I am ridiculously fortunate that my job allows me to work with people with disabilities. On Mondays, I get to teach a class for four adults who, in their hearts and minds, are children. It is the very best part of my week. We focus on reading and math but, because they are all at different levels, coming up with lessons that will engage all four is a challenge. It's one I love and in working to meet the challenge, I'm learning as much as I'm teaching.
Because of their disabilities, all of which are intellectual and all of which are significant, my expectations about what they can actually accomplish are low. Now, I don't mean that I don't think they are capable of learning or making improvements. They are. I know they are. And I strive to help them do so. But unlike with my daughter, I don't expect successes. I hope for them. But I don't expect them. I have adjusted my expectations so that I don't push my students to the point of frustration; so that patience (not usually a word I use in reference to myself) is the quality I try hard to keep at the front of my mind and in my actions. Always. Everything is a struggle for them and they do not always succeed. Or when they do, their successes are, by 'normal' standards, small. And that's OK. As long as they are engaged and enjoying our time together, I consider the class is a success.
This past Monday, the struggle was evident... and the success was sweet.
One of my students is a wonderful man-boy who is always cheerful and talking (even though much of what he says is simply repeating things over and over). He can read but doesn't comprehend much. He also doesn't really have the ability to think in the abstract. For example, in class on Monday, the assignment was to find pictures (in magazines) of words I'd written on flashcards (each student had 9 words, 3 beginning with one letter, 3 with another, and 3 with a third). I suggested that they look for several pictures at once, but this proved difficult for everyone, especially my non-abstract-thinker. I also suggested that if they couldn't find a picture for a word I'd written, they could find another beginning with the same letter (i.e. if someone couldn't find a picture a picture of a truck, a picture of a table would do). My abstract thinker really struggled with this. He would look for a picture of the truck for days, but to switch to the table? Impossible.
Or so I thought.
One of the pictures he was supposed to find was a monkey. When he couldn't, I gave him a picture of M&Ms, since they start with M. He pasted it to his paper as I'd instructed, but when he referred back to it, he kept calling the M&Ms 'monkeys.' His brain couldn't make the switch from what he was supposed to find to what he did find.
And it was fine.

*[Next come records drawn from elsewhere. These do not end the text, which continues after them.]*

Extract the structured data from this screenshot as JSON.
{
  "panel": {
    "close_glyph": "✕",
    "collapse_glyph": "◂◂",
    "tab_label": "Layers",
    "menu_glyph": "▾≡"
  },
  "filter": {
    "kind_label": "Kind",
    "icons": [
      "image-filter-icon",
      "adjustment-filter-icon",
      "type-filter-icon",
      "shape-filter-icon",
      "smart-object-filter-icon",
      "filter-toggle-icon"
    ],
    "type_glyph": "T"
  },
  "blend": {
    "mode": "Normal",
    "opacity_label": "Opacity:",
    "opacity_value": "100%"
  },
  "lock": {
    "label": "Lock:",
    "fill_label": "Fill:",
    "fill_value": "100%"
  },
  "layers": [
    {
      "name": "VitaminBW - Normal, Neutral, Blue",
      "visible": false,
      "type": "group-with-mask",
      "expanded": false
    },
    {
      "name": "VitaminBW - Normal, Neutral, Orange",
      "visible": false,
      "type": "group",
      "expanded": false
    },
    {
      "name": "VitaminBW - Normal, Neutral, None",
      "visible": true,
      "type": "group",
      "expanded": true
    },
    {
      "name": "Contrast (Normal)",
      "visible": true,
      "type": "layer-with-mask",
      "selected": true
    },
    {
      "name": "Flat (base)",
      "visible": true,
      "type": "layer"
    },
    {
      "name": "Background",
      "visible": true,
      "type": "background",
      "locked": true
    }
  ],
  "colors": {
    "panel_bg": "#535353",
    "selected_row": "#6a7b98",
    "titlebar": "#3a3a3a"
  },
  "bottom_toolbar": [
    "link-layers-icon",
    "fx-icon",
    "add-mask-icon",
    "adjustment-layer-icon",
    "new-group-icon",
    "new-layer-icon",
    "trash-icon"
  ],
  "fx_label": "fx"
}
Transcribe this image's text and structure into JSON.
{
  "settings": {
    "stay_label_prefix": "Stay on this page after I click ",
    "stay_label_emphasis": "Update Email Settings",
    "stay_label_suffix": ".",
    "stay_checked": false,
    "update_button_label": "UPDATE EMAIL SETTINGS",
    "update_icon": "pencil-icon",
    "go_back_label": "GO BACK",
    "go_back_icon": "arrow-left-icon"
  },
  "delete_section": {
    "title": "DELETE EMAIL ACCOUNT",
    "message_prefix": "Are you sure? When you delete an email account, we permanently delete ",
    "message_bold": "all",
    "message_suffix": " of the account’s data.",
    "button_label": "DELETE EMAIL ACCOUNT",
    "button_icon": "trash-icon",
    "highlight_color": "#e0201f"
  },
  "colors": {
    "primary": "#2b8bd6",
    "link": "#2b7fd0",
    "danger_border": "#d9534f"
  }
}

I corrected him each time, explaining that the picture was of another M word. Then he started to look for a picture of a barn, but was unable to find one. After about 5 minutes of me making suggestions, like baby, ball, boy, bathtub, etc, he was still stuck on the barn. Again, his brain simply couldn't make the switch.
And it was fine.
Someone else needed my help, so I left him to search for the barn. Then, a few minutes later...
"Diane! Look! Bottle! It's a B-word!"
Indeed, he was holding up a picture of a bottle. A B-word. Another B-word. Not a barn. His brain made the switch. And he was so, so proud.
And it was so much more than fine.
I was so incredibly proud of him and told him so. I cheered. He beamed. He basked.
And I might have cried.
Just a little.